The church could, if it were adventurous enough, once again become a force to set the moral agenda within the communities it serves. But that is much harder work than making a grand statement.Meanwhile another 4200 abortions will take place this week. Maybe if those who wish to ban abortion thought a little harder about the heartache and the tears many of those girls and women will go through this week, not all, I know, but many, then maybe everyone will try just that bit harder to find a realistic solution.

If the pro life lobby thought a little more about the pregnant woman, and if the pro choice lobby thought a little more about the baby – if everyone accepted that we don’t live in an ideal world yet, and everyone has to give a little, then maybe we might just begin to get somewhere near a solution that the majority of people who live within this society would like to see. A reduction in the number of abortions carried out each day achieved via a number of measures – a reduction in the upper limit from 24 to 20 weeks and a period of informed consent. Not ideal, I agree, but a massive improvement form where we are today.Whatever way you look at it, it boils down to the Roman Catholic Church blackmailing MPs. Almost as desperate a measure as resorting to a back street abortionist.In my limited experience MPs don’t take well to being backed into a corner or having their independence challenged. Not a good move. 
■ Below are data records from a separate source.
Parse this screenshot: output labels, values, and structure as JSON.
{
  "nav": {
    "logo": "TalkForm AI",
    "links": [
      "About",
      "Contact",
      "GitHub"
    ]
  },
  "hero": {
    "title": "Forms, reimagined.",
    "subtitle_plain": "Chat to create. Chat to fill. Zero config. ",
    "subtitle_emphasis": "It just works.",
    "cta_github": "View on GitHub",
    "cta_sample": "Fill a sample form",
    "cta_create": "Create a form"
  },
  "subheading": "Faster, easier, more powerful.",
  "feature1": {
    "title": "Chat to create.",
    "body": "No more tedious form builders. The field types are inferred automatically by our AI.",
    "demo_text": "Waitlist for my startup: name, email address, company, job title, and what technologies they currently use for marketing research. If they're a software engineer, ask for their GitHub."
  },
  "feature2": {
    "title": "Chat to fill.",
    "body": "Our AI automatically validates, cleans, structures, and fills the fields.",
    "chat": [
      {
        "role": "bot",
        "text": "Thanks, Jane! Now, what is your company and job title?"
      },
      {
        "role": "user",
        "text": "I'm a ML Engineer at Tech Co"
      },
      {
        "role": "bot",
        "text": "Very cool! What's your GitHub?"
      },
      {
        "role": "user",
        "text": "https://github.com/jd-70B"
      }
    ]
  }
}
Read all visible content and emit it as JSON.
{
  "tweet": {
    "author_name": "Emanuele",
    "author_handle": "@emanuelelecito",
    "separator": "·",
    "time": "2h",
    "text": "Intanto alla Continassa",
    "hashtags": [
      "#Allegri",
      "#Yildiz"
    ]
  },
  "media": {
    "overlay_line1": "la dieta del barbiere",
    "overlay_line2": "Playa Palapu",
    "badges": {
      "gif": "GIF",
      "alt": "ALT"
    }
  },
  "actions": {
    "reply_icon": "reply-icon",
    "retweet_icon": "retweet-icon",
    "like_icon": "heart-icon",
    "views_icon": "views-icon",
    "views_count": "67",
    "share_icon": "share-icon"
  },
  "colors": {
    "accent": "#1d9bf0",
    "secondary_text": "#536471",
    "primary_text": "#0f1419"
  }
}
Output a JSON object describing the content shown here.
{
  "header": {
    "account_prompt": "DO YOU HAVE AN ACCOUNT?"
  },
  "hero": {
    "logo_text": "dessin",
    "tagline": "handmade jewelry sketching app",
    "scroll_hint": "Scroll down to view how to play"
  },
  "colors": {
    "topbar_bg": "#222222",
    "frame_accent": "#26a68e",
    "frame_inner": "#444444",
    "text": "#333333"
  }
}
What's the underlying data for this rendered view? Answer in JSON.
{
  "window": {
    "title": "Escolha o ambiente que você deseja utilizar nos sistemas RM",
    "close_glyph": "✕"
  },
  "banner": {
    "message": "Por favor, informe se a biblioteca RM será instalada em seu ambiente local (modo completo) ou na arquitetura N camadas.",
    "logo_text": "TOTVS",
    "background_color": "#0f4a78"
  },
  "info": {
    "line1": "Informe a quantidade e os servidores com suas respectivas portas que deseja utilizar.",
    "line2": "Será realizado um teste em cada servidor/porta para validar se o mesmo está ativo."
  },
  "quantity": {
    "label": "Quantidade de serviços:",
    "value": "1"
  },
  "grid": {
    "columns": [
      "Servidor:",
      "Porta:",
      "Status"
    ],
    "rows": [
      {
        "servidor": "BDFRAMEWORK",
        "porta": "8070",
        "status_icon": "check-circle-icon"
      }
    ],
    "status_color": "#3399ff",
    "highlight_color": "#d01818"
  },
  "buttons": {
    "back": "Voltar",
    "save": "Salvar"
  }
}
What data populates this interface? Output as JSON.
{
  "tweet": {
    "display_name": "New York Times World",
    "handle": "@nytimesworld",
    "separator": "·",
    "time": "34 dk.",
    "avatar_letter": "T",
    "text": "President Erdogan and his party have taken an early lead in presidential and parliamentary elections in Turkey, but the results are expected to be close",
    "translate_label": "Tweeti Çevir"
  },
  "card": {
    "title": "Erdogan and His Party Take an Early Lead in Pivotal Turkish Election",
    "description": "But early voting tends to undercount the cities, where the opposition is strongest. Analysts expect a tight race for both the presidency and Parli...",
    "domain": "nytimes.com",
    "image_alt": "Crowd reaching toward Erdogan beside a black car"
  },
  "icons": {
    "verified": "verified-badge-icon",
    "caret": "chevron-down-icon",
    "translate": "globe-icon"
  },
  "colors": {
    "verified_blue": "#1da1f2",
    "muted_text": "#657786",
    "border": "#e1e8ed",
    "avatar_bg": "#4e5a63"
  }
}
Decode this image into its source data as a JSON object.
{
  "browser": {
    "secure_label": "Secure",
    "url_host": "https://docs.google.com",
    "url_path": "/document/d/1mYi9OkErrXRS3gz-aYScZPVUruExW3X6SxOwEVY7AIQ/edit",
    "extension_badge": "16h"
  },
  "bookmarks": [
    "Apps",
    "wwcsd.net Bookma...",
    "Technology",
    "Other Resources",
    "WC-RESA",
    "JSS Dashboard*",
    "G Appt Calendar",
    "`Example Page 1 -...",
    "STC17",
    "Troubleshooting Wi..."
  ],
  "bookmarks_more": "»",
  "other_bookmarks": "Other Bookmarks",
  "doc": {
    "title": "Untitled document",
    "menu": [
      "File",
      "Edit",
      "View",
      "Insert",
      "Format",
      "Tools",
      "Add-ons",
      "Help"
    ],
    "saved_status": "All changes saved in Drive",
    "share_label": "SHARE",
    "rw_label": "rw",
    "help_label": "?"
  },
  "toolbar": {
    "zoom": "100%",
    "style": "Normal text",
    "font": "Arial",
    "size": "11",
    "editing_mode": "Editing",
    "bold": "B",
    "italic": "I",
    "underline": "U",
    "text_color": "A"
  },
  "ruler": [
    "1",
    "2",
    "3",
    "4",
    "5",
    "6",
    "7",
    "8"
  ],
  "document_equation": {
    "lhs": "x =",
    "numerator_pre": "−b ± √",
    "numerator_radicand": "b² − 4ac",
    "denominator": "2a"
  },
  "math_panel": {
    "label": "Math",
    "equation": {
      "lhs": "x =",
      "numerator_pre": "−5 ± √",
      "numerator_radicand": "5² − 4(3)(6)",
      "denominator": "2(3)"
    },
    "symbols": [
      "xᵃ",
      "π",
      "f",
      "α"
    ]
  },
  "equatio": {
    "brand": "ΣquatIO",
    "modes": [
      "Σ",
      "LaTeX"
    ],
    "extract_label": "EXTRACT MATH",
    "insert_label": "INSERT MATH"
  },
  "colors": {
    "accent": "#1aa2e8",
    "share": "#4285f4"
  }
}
Nadine Dorries

Nadine Dorries is MP for Mid Bedfordshire

Leave a Reply

Fill in your details below or click an icon to log in: Logo

You are commenting using your account. Log Out /  Change )

Twitter picture

You are commenting using your Twitter account. Log Out /  Change )

Facebook photo

You are commenting using your Facebook account. Log Out /  Change )

Connecting to %s